For a long time, we have witnessed the formation of a new breed of politicians - careerists, ambitious, opportunists, unrestrained, and lacking an ideological backbone. They depend on the puppeteers - the capitalists, the media, organizations and associations that use foreign money, the senior officials and the legal elite.

The fact that no public system is functioning, or is functioning poorly, is not accidental. The least qualified people with limited skills come into politics today. They lack the ability to execute and a sense of mission. A significant part of the politicians are not elected by the general public, they are elected by one person who is the party, and the party is him. He anoints, and he fires. In the absence of internal democracy in the parties, direct contact between the voter and the elected is avoided. In the Knesset, which is supposed to be the people's mirror and representative, the member of the Knesset is only obligated to the head of the party and those who stand behind him and his messengers. For the most part, these are the ones "pulling the strings" - capitalists, media people and other unelected "elitists" who strengthen their power even more at the expense of the entire nation.

As an aside, it is up to the public to determine that it chooses only democratically run parties in which a broad public chooses its representatives in primaries. Only in this way will the members of the Knesset be committed to the voter and will be his messengers.

Today, a large proportion of politicians is not motivated by an ideology that is supposed to force rules, limits and alliances but is motivated solely by personal gain, which informs the alliances and coalitions with the help of powerful TV studios that function as echo chambers and aggressive public officers. We get a glimpse into the boiling, bubbling and stinking fire of capital-government-newspaper connections, institutional corruption, and political anarchy.

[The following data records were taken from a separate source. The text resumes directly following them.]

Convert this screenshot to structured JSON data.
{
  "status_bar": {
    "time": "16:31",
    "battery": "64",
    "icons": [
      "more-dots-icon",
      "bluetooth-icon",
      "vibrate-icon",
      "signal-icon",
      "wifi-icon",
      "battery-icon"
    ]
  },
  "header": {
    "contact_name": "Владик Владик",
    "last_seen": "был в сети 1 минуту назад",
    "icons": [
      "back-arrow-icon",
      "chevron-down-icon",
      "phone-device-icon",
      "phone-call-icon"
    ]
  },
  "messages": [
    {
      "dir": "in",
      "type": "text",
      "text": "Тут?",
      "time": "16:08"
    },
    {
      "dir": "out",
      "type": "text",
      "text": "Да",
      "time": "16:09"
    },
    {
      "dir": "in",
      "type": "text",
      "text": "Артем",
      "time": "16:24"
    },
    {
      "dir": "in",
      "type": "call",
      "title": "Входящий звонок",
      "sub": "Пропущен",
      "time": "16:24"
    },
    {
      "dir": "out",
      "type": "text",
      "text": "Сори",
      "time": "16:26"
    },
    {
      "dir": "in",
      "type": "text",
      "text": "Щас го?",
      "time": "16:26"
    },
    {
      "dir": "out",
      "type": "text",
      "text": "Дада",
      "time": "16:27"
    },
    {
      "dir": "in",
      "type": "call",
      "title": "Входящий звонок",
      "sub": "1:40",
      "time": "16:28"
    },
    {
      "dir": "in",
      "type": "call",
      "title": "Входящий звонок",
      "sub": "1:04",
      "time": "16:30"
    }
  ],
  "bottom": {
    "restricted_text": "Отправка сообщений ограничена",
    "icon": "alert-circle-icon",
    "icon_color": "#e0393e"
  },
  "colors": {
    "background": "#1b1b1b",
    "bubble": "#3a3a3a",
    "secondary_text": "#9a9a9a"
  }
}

A just civil-public struggle can succeed

The incredible absurdity is that the rot in the political system occurs at a time when the majority of the public agrees on most issues. Therefore, there is a place for a civil awakening, an awakening that is not only the order of the hour but also has the potential for consensus. The awakening will be led by the stance that "citizens take responsibility and change reality." And basically, the citizens are the responsible adults who will take care of designing a healthier and more correct reality. 

Will it happen? I draw encouragement from several small revolutions. Here is a struggle against the cost of living; there is the organization of workers and, in other places - dozens of associations that step into the vacuum and create change.

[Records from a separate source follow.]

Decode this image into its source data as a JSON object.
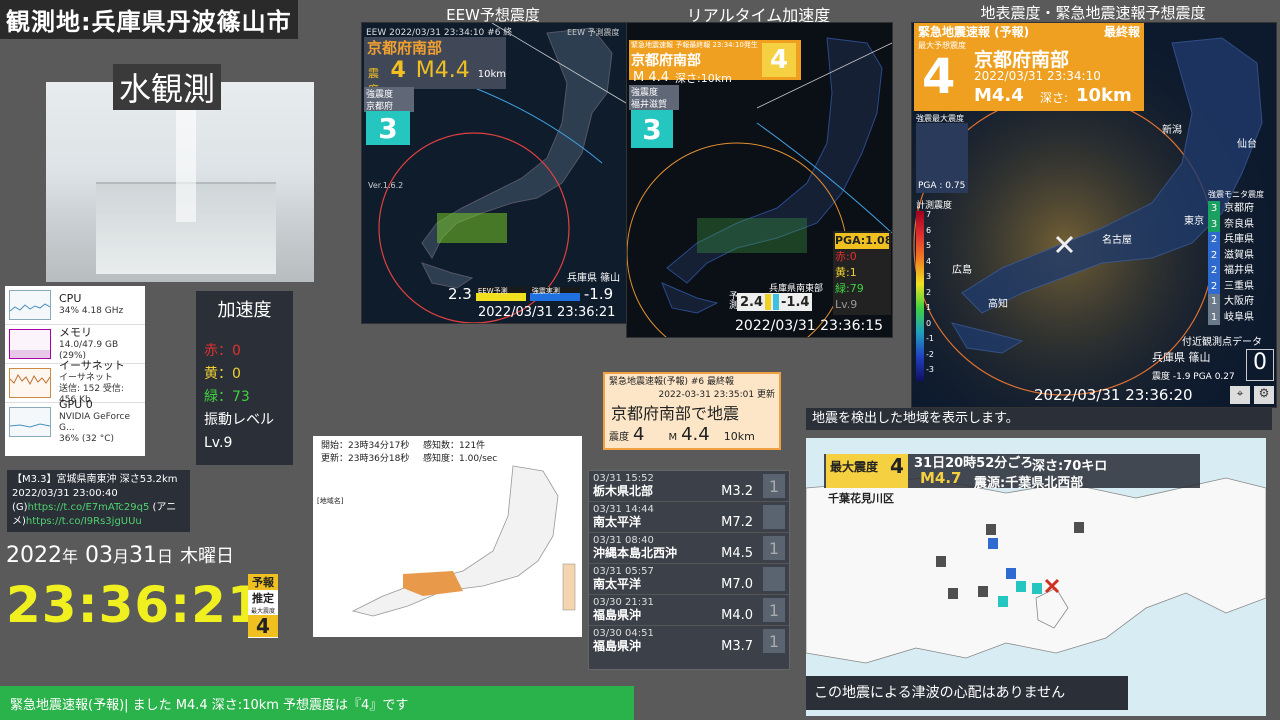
{
  "location_title": "観測地:兵庫県丹波篠山市",
  "water": {
    "label": "水観測"
  },
  "monitor": {
    "items": [
      {
        "name": "CPU",
        "detail": "34% 4.18 GHz"
      },
      {
        "name": "メモリ",
        "detail": "14.0/47.9 GB (29%)"
      },
      {
        "name": "イーサネット",
        "detail": "イーサネット\n送信: 152 受信: 456 Kb"
      },
      {
        "name": "GPU 0",
        "detail": "NVIDIA GeForce G...\n36% (32 °C)"
      }
    ]
  },
  "accel": {
    "title": "加速度",
    "red": "赤：0",
    "yellow": "黄：0",
    "green": "緑：73",
    "vib_label": "振動レベル",
    "vib_level": "Lv.9"
  },
  "tweet": {
    "line1": "【M3.3】宮城県南東沖 深さ53.2km",
    "line2": "2022/03/31 23:00:40",
    "line3a": "(G)",
    "line3b": "https://t.co/E7mATc29q5",
    "line3c": " (アニ",
    "line4a": "メ)",
    "line4b": "https://t.co/I9Rs3jgUUu"
  },
  "clock": {
    "date_y": "2022",
    "date_y_unit": "年",
    "date_m": "03",
    "date_m_unit": "月",
    "date_d": "31",
    "date_d_unit": "日",
    "weekday": "木曜日",
    "time": "23:36:21",
    "badge_top": "予報",
    "badge_mid": "推定",
    "badge_sub": "最大震度",
    "badge_int": "4"
  },
  "eew_panel": {
    "caption": "EEW予想震度",
    "header": "EEW  2022/03/31  23:34:10  #6  終",
    "region": "京都府南部",
    "int_label": "震度",
    "int": "4",
    "mag": "M4.4",
    "depth": "10km",
    "strong_label": "強震度",
    "strong_pref": "京都府",
    "strong_int": "3",
    "version": "Ver.1.6.2",
    "station": "兵庫県 篠山",
    "left_val": "2.3",
    "legend1": "EEW予測",
    "legend2": "強震実測",
    "right_val": "-1.9",
    "timestamp": "2022/03/31  23:36:21",
    "corner_label": "EEW 予測震度"
  },
  "realtime_panel": {
    "caption": "リアルタイム加速度",
    "header": "緊急地震速報 予報最終報 23:34:10発生",
    "region": "京都府南部",
    "mag": "M 4.4",
    "depth": "深さ:10km",
    "int": "4",
    "strong_label": "強震度",
    "strong_pref": "福井滋賀",
    "strong_int": "3",
    "pga": "PGA:1.08",
    "red": "赤:0",
    "yellow": "黄:1",
    "green": "緑:79",
    "lv": "Lv.9",
    "station": "兵庫県南東部",
    "left_val": "2.4",
    "right_val": "-1.4",
    "timestamp": "2022/03/31  23:36:15",
    "side_label": "予測"
  },
  "surface_panel": {
    "caption": "地表震度・緊急地震速報予想震度",
    "header_left": "緊急地震速報 (予報)",
    "header_right": "最終報",
    "maxlabel": "最大予想震度",
    "int": "4",
    "region": "京都府南部",
    "datetime": "2022/03/31  23:34:10",
    "mag": "M4.4",
    "depth_label": "深さ:",
    "depth": "10km",
    "strong_max": "強震最大震度",
    "pga": "PGA : 0.75",
    "scale_title": "計測震度",
    "scale_ticks": [
      "7",
      "6",
      "5",
      "4",
      "3",
      "2",
      "1",
      "0",
      "-1",
      "-2",
      "-3"
    ],
    "monitor_title": "強震モニタ震度",
    "prefs": [
      {
        "int": "3",
        "name": "京都府"
      },
      {
        "int": "3",
        "name": "奈良県"
      },
      {
        "int": "2",
        "name": "兵庫県"
      },
      {
        "int": "2",
        "name": "滋賀県"
      },
      {
        "int": "2",
        "name": "福井県"
      },
      {
        "int": "2",
        "name": "三重県"
      },
      {
        "int": "1",
        "name": "大阪府"
      },
      {
        "int": "1",
        "name": "岐阜県"
      }
    ],
    "nearby": "付近観測点データ",
    "station": "兵庫県 篠山",
    "station_int": "0",
    "station_vals": "震度 -1.9   PGA  0.27",
    "timestamp": "2022/03/31  23:36:20",
    "cities": [
      "新潟",
      "仙台",
      "名古屋",
      "広島",
      "高知",
      "東京"
    ]
  },
  "eew_notice": {
    "title": "緊急地震速報(予報)  #6 最終報",
    "updated": "2022-03-31 23:35:01 更新",
    "headline": "京都府南部で地震",
    "int_label": "震度",
    "int": "4",
    "mag_label": "M",
    "mag": "4.4",
    "depth": "10km"
  },
  "detect_map": {
    "start": "開始：23時34分17秒",
    "count": "感知数：121件",
    "updated": "更新：23時36分18秒",
    "freq": "感知度：1.00/sec",
    "legend_title": "[地域名]"
  },
  "quake_list": [
    {
      "date": "03/31  15:52",
      "place": "栃木県北部",
      "mag": "M3.2",
      "int": "1"
    },
    {
      "date": "03/31  14:44",
      "place": "南太平洋",
      "mag": "M7.2",
      "int": ""
    },
    {
      "date": "03/31  08:40",
      "place": "沖縄本島北西沖",
      "mag": "M4.5",
      "int": "1"
    },
    {
      "date": "03/31  05:57",
      "place": "南太平洋",
      "mag": "M7.0",
      "int": ""
    },
    {
      "date": "03/30  21:31",
      "place": "福島県沖",
      "mag": "M4.0",
      "int": "1"
    },
    {
      "date": "03/30  04:51",
      "place": "福島県沖",
      "mag": "M3.7",
      "int": "1"
    }
  ],
  "region_map": {
    "banner": "地震を検出した地域を表示します。",
    "max_label": "最大震度",
    "max_int": "4",
    "time": "31日20時52分ごろ",
    "mag": "M4.7",
    "depth": "深さ:70キロ",
    "epicenter": "震源:千葉県北西部",
    "area": "千葉花見川区",
    "tsunami": "この地震による津波の心配はありません"
  },
  "ticker": {
    "text": "緊急地震速報(予報)|    ました   M4.4   深さ:10km   予想震度は『4』です"
  }
}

One of them is the "Israel for the Negev" association, which I have the privilege of chairing. This association fought for four years to implement the government's decision to transfer the intelligence base to the Negev - which was already passed in 2002 - and against all odds and attempts at sabotage by powerful entities, it managed to ensure the implementation of the government's decision. The association's success is the success of the Negev, which will now have the privilege of a tremendous growth engine of 60 billion shekels in 20 years and the creation of approximately 50,000 new jobs. We have proven that a just civil-public struggle can succeed and bring about significant changes.

The general public as the "responsible adult"

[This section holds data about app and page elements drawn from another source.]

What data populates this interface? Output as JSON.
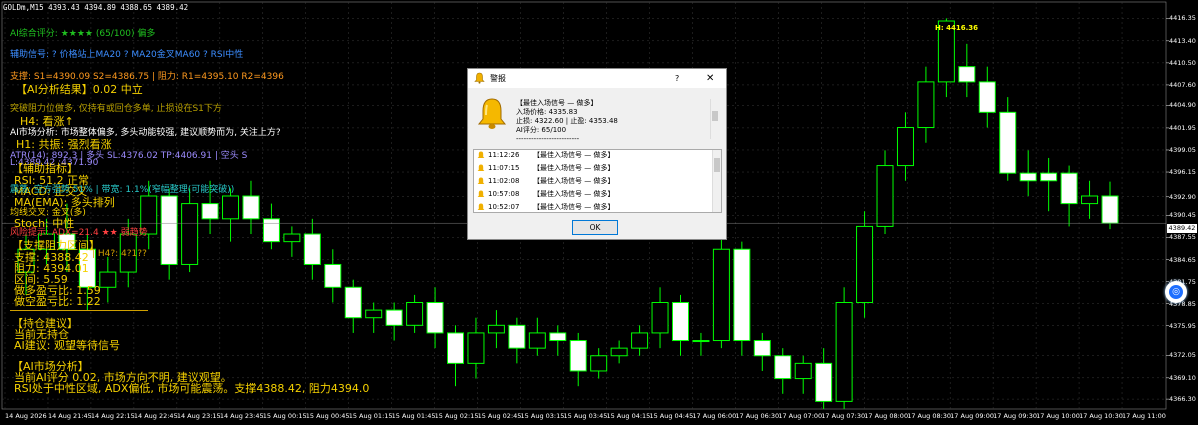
{
  "header": {
    "symbol_line": "GOLDm,M15  4393.43 4394.89 4388.65 4389.42"
  },
  "colors": {
    "bull": "#00ff00",
    "bear_body": "#ffffff",
    "grid": "#3a3a3a",
    "gold_text": "#f5d100",
    "blue_text": "#3c8dff",
    "orange_text": "#ff9a1f",
    "purple_text": "#9d8cff",
    "cyan_text": "#28c8c8",
    "red_text": "#ff4040",
    "green_text": "#20c020"
  },
  "overlay": {
    "ai_score": "AI综合评分: ★★★★ (65/100) 偏多",
    "aux_signal": "辅助信号: ? 价格站上MA20 ? MA20金叉MA60 ? RSI中性",
    "support_line": "支撑: S1=4390.09 S2=4386.75 | 阻力: R1=4395.10 R2=4396",
    "ai_overview_title": "【AI分析结果】0.02 中立",
    "suggest_line": "突破阻力位做多, 仅持有或回仓多单, 止损设在S1下方",
    "timeframe_h4": "H4: 看涨↑",
    "ai_view": "AI市场分析: 市场整体偏多, 多头动能较强, 建议顺势而为, 关注上方?",
    "h1_status": "H1: 共振: 强烈看涨",
    "atr_line": "ATR(14): 892.3 | 多头 SL:4376.02  TP:4406.91 | 空头 S",
    "l_line": "L:4389.42    :4371.90",
    "aux_title": "【辅助指标】",
    "rsi": "RSI: 51.2 正常",
    "macd": "MACD: 正交叉",
    "macd_extra": "震荡: 空方强势 51% | 带宽: 1.1%(窄幅整理(可能突破))",
    "ma_line": "MA(EMA): 多头排列",
    "ma_extra": "均线交叉: 金叉(多)",
    "stoch": "Stoch: 中性",
    "risk": "风险提示: ADX=21.4 ★★ 弱趋势",
    "sr_title": "【支撑阻力区间】",
    "sr_s": "支撑: 4388.42",
    "sr_s_extra": "| H4?: 4?1??",
    "sr_r": "阻力: 4394.01",
    "sr_range": "区间: 5.59",
    "long_ratio": "做多盈亏比: 1.59",
    "short_ratio": "做空盈亏比: 1.22",
    "pos_title": "【持仓建议】",
    "pos_none": "当前无持仓",
    "pos_ai": "AI建议: 观望等待信号",
    "market_title": "【AI市场分析】",
    "market_l1": "当前AI评分 0.02, 市场方向不明, 建议观望。",
    "market_l2": "RSI处于中性区域, ADX偏低, 市场可能震荡。支撑4388.42, 阻力4394.0"
  },
  "price_axis": {
    "labels": [
      "4416.35",
      "4413.40",
      "4410.50",
      "4407.60",
      "4404.90",
      "4401.95",
      "4399.05",
      "4396.15",
      "4392.90",
      "4390.45",
      "4387.55",
      "4384.65",
      "4381.75",
      "4378.85",
      "4375.95",
      "4372.05",
      "4369.10",
      "4366.30"
    ],
    "current_price": "4389.42",
    "high_marker": "H: 4416.36"
  },
  "time_axis": {
    "labels": [
      "14 Aug 2026",
      "14 Aug 21:45",
      "14 Aug 22:15",
      "14 Aug 22:45",
      "14 Aug 23:15",
      "14 Aug 23:45",
      "15 Aug 00:15",
      "15 Aug 00:45",
      "15 Aug 01:15",
      "15 Aug 01:45",
      "15 Aug 02:15",
      "15 Aug 02:45",
      "15 Aug 03:15",
      "15 Aug 03:45",
      "15 Aug 04:15",
      "15 Aug 04:45",
      "17 Aug 06:00",
      "17 Aug 06:30",
      "17 Aug 07:00",
      "17 Aug 07:30",
      "17 Aug 08:00",
      "17 Aug 08:30",
      "17 Aug 09:00",
      "17 Aug 09:30",
      "17 Aug 10:00",
      "17 Aug 10:30",
      "17 Aug 11:00"
    ]
  },
  "candles": [
    {
      "o": 4383,
      "c": 4386,
      "h": 4388,
      "l": 4380
    },
    {
      "o": 4386,
      "c": 4388,
      "h": 4390,
      "l": 4384
    },
    {
      "o": 4388,
      "c": 4386,
      "h": 4392,
      "l": 4383
    },
    {
      "o": 4386,
      "c": 4381,
      "h": 4388,
      "l": 4378
    },
    {
      "o": 4381,
      "c": 4383,
      "h": 4385,
      "l": 4379
    },
    {
      "o": 4383,
      "c": 4388,
      "h": 4390,
      "l": 4381
    },
    {
      "o": 4388,
      "c": 4393,
      "h": 4395,
      "l": 4386
    },
    {
      "o": 4393,
      "c": 4384,
      "h": 4394,
      "l": 4382
    },
    {
      "o": 4384,
      "c": 4392,
      "h": 4394,
      "l": 4383
    },
    {
      "o": 4392,
      "c": 4390,
      "h": 4395,
      "l": 4388
    },
    {
      "o": 4390,
      "c": 4393,
      "h": 4394,
      "l": 4387
    },
    {
      "o": 4393,
      "c": 4390,
      "h": 4395,
      "l": 4388
    },
    {
      "o": 4390,
      "c": 4387,
      "h": 4392,
      "l": 4386
    },
    {
      "o": 4387,
      "c": 4388,
      "h": 4389,
      "l": 4385
    },
    {
      "o": 4388,
      "c": 4384,
      "h": 4390,
      "l": 4382
    },
    {
      "o": 4384,
      "c": 4381,
      "h": 4386,
      "l": 4379
    },
    {
      "o": 4381,
      "c": 4377,
      "h": 4382,
      "l": 4375
    },
    {
      "o": 4377,
      "c": 4378,
      "h": 4379,
      "l": 4375
    },
    {
      "o": 4378,
      "c": 4376,
      "h": 4379,
      "l": 4374
    },
    {
      "o": 4376,
      "c": 4379,
      "h": 4380,
      "l": 4375
    },
    {
      "o": 4379,
      "c": 4375,
      "h": 4381,
      "l": 4373
    },
    {
      "o": 4375,
      "c": 4371,
      "h": 4376,
      "l": 4368
    },
    {
      "o": 4371,
      "c": 4375,
      "h": 4377,
      "l": 4369
    },
    {
      "o": 4375,
      "c": 4376,
      "h": 4378,
      "l": 4373
    },
    {
      "o": 4376,
      "c": 4373,
      "h": 4377,
      "l": 4371
    },
    {
      "o": 4373,
      "c": 4375,
      "h": 4377,
      "l": 4372
    },
    {
      "o": 4375,
      "c": 4374,
      "h": 4376,
      "l": 4372
    },
    {
      "o": 4374,
      "c": 4370,
      "h": 4375,
      "l": 4368
    },
    {
      "o": 4370,
      "c": 4372,
      "h": 4373,
      "l": 4369
    },
    {
      "o": 4372,
      "c": 4373,
      "h": 4374,
      "l": 4371
    },
    {
      "o": 4373,
      "c": 4375,
      "h": 4376,
      "l": 4372
    },
    {
      "o": 4375,
      "c": 4379,
      "h": 4381,
      "l": 4373
    },
    {
      "o": 4379,
      "c": 4374,
      "h": 4380,
      "l": 4372
    },
    {
      "o": 4374,
      "c": 4374,
      "h": 4375,
      "l": 4372
    },
    {
      "o": 4374,
      "c": 4386,
      "h": 4388,
      "l": 4373
    },
    {
      "o": 4386,
      "c": 4374,
      "h": 4387,
      "l": 4372
    },
    {
      "o": 4374,
      "c": 4372,
      "h": 4375,
      "l": 4370
    },
    {
      "o": 4372,
      "c": 4369,
      "h": 4373,
      "l": 4367
    },
    {
      "o": 4369,
      "c": 4371,
      "h": 4372,
      "l": 4367
    },
    {
      "o": 4371,
      "c": 4366,
      "h": 4373,
      "l": 4365
    },
    {
      "o": 4366,
      "c": 4379,
      "h": 4381,
      "l": 4365
    },
    {
      "o": 4379,
      "c": 4389,
      "h": 4391,
      "l": 4377
    },
    {
      "o": 4389,
      "c": 4397,
      "h": 4399,
      "l": 4388
    },
    {
      "o": 4397,
      "c": 4402,
      "h": 4404,
      "l": 4395
    },
    {
      "o": 4402,
      "c": 4408,
      "h": 4410,
      "l": 4400
    },
    {
      "o": 4408,
      "c": 4416,
      "h": 4416.35,
      "l": 4406
    },
    {
      "o": 4410,
      "c": 4408,
      "h": 4413,
      "l": 4406
    },
    {
      "o": 4408,
      "c": 4404,
      "h": 4410,
      "l": 4402
    },
    {
      "o": 4404,
      "c": 4396,
      "h": 4406,
      "l": 4395
    },
    {
      "o": 4396,
      "c": 4395,
      "h": 4399,
      "l": 4393
    },
    {
      "o": 4396,
      "c": 4395,
      "h": 4398,
      "l": 4391
    },
    {
      "o": 4396,
      "c": 4392,
      "h": 4397,
      "l": 4389
    },
    {
      "o": 4392,
      "c": 4393,
      "h": 4395,
      "l": 4390
    },
    {
      "o": 4393,
      "c": 4389.42,
      "h": 4394.89,
      "l": 4388.65
    }
  ],
  "dialog": {
    "title": "警报",
    "help": "?",
    "close": "✕",
    "msg_title": "【最佳入场信号 — 做多】",
    "msg_entry": "入场价格: 4335.83",
    "msg_sl_tp": "止损: 4322.60 | 止盈: 4353.48",
    "msg_score": "AI评分: 65/100",
    "msg_dash": "-------------------------",
    "rows": [
      {
        "time": "11:12:26",
        "msg": "【最佳入场信号 — 做多】"
      },
      {
        "time": "11:07:15",
        "msg": "【最佳入场信号 — 做多】"
      },
      {
        "time": "11:02:08",
        "msg": "【最佳入场信号 — 做多】"
      },
      {
        "time": "10:57:08",
        "msg": "【最佳入场信号 — 做多】"
      },
      {
        "time": "10:52:07",
        "msg": "【最佳入场信号 — 做多】"
      }
    ],
    "ok": "OK"
  }
}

This article was born out of a feeling of concern for the future of Israel. As a nation endowed with historical memory, we must reflect and take stock of our contemporary existence and remember that political independence is no small matter. It was bought with blood but maintained by leadership with values and a high moral standard, as David Ben-Gurion taught and demanded.

In issues that concern everyone as individuals and all of us as a whole - the future of our children and future generations - It is worth remembering: the Zionist revolution took place out of taking personal responsibility, vision, and faith, which led to the uprising of the people and the building of the state. Many thousands sacrificed their lives. We, the general public, are responsible for taking active civil action to bring about the change. We, the general public, should be the "responsible adult."

 The author is the CEO of The Luzzatto Group and the chairman of the "Israel for the Negev" association.